** RECORDED DATA follows **

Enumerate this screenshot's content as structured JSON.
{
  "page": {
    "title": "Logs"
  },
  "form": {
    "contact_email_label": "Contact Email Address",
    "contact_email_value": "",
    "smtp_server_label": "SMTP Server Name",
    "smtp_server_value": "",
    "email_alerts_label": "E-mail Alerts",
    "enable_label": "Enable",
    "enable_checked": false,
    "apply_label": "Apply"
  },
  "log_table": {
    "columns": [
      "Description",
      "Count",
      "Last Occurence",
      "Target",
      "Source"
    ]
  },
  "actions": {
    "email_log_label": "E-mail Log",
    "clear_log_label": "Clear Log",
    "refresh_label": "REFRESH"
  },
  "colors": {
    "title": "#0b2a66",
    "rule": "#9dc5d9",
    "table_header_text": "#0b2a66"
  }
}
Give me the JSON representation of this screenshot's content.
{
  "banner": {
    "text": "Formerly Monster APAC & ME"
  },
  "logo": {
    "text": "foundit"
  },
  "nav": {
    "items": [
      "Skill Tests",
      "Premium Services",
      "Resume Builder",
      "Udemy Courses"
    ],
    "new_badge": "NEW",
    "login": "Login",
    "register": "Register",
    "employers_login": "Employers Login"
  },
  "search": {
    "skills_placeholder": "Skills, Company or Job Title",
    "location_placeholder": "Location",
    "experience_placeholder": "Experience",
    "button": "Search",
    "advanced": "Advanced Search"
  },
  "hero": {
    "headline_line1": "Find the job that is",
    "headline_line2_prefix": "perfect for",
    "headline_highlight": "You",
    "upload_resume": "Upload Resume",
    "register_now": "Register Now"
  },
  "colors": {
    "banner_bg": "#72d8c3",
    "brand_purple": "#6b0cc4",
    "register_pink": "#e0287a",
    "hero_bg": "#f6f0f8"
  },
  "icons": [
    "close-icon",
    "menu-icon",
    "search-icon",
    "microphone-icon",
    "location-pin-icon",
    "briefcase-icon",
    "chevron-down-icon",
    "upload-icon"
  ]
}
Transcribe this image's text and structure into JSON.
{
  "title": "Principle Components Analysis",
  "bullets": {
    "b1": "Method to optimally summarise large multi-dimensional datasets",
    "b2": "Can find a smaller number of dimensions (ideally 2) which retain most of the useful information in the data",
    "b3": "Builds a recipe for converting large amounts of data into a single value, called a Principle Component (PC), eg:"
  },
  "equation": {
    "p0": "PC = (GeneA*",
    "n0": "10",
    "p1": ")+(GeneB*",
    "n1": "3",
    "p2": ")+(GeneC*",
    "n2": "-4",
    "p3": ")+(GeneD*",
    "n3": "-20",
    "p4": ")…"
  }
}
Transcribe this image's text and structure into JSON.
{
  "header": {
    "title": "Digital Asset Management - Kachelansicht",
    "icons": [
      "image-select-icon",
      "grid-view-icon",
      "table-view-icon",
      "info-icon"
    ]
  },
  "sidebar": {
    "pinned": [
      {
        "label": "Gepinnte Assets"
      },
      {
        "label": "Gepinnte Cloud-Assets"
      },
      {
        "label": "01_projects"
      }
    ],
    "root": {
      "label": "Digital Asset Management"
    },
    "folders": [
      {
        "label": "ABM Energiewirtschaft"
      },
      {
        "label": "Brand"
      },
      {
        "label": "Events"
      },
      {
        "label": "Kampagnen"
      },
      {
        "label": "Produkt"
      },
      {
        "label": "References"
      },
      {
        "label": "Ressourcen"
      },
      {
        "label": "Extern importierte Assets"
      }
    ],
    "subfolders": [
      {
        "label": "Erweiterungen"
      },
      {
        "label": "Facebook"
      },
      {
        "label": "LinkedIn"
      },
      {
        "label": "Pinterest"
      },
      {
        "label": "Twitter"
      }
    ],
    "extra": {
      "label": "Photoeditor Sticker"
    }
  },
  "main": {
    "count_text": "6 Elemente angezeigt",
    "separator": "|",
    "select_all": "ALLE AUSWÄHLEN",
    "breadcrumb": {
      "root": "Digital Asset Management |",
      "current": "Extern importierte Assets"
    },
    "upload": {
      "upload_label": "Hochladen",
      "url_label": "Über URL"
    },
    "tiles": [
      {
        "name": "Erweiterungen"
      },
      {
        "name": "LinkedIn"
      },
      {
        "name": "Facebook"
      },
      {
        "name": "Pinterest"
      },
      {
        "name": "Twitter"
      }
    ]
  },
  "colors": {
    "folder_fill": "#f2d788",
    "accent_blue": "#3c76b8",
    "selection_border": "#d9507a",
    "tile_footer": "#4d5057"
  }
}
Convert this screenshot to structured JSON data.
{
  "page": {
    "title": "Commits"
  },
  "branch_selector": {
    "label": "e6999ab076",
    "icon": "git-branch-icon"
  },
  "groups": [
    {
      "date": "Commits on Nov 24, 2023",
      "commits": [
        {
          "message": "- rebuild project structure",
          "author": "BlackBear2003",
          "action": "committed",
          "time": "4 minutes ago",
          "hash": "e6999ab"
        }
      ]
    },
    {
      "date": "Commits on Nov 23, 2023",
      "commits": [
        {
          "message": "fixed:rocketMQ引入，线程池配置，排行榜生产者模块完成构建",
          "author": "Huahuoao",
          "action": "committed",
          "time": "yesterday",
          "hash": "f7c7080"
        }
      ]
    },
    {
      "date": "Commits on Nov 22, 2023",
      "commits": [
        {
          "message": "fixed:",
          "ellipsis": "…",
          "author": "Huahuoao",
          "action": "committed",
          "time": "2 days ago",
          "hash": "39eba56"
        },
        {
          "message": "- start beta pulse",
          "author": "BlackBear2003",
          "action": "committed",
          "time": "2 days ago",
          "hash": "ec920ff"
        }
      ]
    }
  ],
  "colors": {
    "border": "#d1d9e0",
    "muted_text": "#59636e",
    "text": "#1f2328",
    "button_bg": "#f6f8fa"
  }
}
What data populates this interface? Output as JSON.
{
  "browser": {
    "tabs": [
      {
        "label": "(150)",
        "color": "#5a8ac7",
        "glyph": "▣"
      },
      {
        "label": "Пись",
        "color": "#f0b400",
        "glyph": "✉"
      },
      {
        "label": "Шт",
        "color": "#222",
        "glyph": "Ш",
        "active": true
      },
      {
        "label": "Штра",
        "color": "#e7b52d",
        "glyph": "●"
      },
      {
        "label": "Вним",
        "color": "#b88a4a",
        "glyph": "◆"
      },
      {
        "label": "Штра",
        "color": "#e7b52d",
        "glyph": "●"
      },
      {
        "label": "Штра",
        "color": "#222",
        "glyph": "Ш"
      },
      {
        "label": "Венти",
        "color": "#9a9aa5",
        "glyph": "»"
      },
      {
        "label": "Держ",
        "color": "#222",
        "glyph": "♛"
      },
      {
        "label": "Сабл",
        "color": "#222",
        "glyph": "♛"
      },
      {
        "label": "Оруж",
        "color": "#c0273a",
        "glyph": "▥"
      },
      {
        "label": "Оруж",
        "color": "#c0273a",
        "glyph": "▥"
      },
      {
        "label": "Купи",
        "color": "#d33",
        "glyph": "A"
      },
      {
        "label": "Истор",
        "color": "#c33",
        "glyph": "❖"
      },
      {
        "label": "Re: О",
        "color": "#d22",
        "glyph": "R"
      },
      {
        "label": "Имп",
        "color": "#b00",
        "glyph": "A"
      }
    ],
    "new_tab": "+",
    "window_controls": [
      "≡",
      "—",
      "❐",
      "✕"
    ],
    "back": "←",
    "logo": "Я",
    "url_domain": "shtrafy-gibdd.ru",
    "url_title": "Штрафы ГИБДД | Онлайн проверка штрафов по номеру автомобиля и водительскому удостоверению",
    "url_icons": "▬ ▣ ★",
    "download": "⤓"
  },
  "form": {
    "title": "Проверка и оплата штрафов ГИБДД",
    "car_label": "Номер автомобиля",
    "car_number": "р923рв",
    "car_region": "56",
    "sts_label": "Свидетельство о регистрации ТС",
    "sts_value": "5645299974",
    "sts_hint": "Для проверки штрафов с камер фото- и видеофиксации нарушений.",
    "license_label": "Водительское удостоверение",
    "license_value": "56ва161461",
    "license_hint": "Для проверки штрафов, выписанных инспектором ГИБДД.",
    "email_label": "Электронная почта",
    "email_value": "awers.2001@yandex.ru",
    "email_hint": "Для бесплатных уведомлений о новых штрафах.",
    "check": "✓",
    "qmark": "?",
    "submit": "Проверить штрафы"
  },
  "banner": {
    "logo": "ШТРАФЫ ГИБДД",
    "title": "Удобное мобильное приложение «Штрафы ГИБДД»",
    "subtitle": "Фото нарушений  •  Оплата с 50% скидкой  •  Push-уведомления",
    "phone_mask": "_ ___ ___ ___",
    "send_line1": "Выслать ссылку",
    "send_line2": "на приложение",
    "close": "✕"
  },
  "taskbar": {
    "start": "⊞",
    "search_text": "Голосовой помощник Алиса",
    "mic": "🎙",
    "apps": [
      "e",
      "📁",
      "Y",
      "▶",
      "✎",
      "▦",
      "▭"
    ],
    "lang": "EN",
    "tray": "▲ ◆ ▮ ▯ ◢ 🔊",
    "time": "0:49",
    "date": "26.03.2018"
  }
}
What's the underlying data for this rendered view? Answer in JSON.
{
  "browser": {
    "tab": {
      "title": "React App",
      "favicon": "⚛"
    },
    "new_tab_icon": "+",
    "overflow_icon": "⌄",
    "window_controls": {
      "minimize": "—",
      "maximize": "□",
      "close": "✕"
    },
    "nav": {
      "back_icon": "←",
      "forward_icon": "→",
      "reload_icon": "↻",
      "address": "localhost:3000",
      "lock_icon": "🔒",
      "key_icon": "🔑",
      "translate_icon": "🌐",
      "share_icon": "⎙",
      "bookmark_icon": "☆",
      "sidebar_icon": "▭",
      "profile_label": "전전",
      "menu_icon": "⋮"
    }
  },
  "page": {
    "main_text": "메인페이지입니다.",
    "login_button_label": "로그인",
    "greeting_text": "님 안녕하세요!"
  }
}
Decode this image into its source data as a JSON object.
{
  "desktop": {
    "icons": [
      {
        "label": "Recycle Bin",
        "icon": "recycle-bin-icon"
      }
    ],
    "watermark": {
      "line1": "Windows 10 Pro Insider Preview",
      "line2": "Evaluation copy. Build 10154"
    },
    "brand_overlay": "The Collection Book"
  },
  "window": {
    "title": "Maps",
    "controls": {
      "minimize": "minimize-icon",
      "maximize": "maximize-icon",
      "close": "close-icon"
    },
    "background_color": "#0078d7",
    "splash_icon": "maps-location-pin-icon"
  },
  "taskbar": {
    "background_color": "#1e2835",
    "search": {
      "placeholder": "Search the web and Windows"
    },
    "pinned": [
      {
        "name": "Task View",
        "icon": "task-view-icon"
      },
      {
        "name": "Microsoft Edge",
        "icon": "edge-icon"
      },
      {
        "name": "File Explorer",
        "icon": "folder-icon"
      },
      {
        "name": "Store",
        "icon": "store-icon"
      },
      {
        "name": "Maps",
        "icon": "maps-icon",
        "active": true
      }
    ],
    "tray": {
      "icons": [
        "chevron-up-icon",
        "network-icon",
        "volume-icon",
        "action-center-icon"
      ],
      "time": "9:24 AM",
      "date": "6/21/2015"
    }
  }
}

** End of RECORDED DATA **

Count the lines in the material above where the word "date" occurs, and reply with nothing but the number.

● TASK ANSWER
5